### RECORDED DATA
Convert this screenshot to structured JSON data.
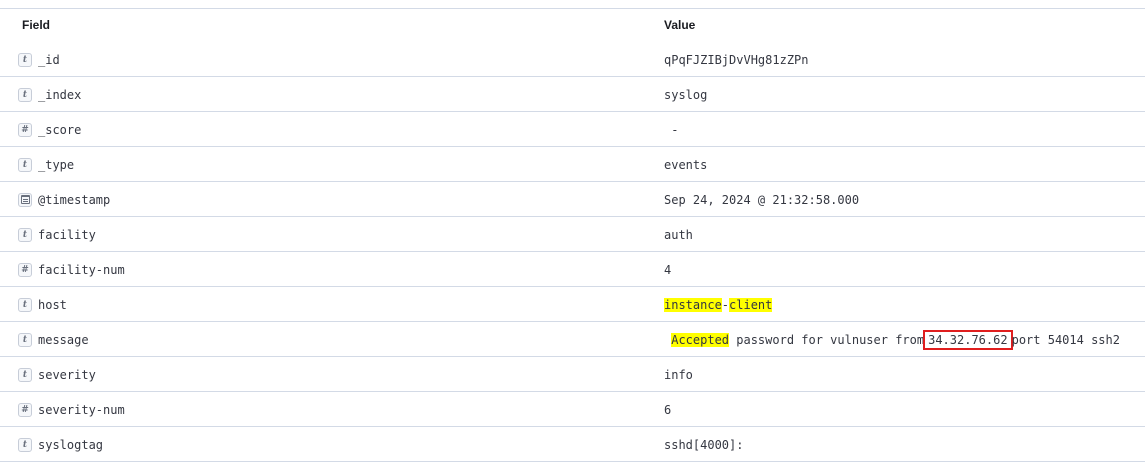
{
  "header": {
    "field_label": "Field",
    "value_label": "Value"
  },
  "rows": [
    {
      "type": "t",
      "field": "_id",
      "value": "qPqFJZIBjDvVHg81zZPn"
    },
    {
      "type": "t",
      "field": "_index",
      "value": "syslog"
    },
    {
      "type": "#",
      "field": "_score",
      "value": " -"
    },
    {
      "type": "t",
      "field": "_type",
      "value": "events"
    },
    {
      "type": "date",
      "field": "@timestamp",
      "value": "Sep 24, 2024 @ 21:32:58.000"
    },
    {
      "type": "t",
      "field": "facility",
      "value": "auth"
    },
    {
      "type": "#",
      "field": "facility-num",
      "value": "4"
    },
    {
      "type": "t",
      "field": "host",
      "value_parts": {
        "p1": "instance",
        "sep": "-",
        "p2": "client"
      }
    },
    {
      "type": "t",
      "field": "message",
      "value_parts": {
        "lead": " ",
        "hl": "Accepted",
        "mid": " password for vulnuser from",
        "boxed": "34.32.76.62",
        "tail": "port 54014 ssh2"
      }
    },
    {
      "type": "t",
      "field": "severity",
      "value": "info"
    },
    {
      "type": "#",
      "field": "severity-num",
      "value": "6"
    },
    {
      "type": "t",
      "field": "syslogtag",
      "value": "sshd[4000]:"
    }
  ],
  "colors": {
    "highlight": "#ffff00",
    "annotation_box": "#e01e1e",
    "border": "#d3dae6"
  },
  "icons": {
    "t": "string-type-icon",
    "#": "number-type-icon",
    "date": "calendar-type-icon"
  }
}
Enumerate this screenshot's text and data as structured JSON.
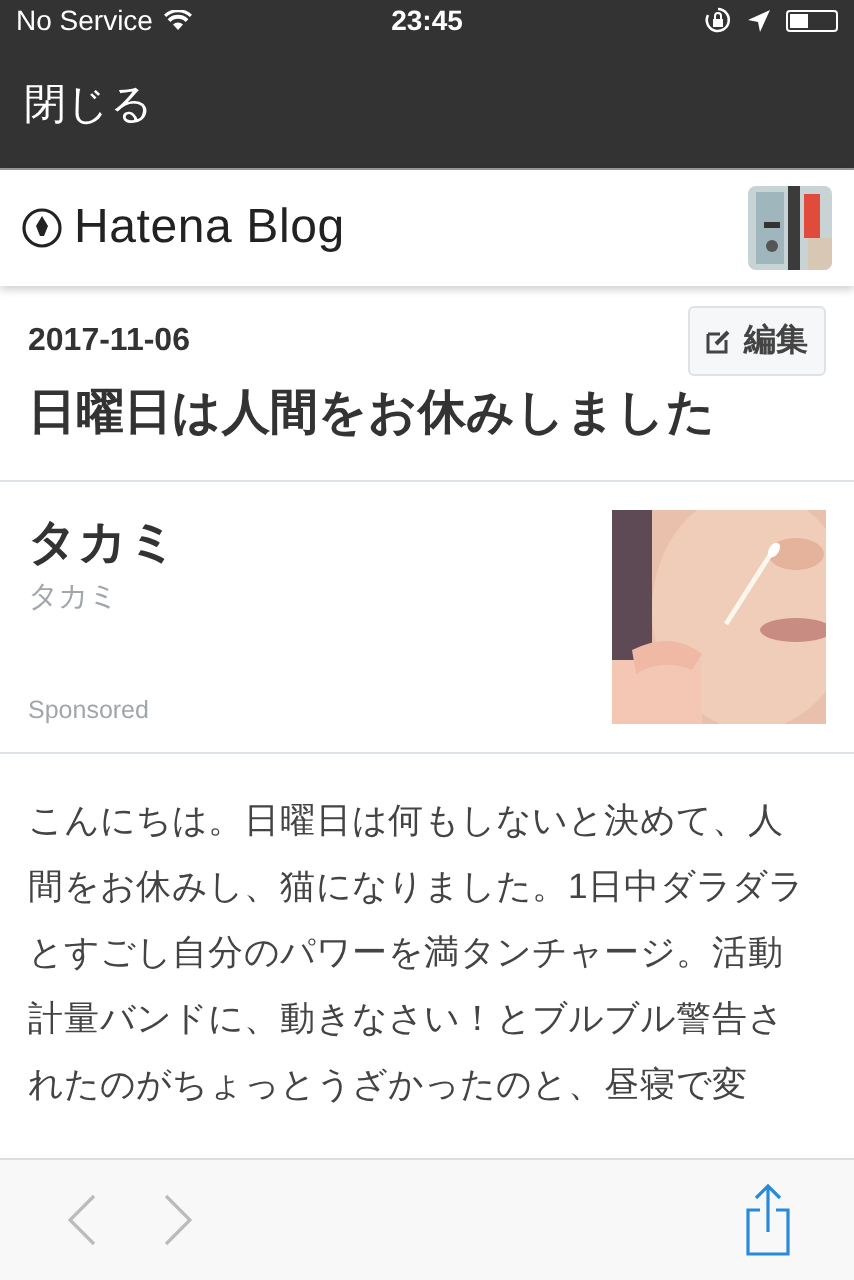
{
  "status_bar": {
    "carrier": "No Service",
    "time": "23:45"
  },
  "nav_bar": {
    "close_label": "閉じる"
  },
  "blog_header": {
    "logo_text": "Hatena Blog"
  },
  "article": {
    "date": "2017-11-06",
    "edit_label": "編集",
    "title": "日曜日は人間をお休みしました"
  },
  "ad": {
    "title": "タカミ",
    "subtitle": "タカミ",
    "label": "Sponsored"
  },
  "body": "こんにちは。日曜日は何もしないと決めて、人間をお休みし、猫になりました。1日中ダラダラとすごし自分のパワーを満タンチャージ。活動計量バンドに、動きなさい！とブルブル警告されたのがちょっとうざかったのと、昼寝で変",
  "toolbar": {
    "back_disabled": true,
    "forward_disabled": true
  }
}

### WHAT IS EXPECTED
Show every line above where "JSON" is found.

### FINISHED EXERCISE
Convert this screenshot to structured JSON data.
Enumerate this screenshot's text and data as structured JSON.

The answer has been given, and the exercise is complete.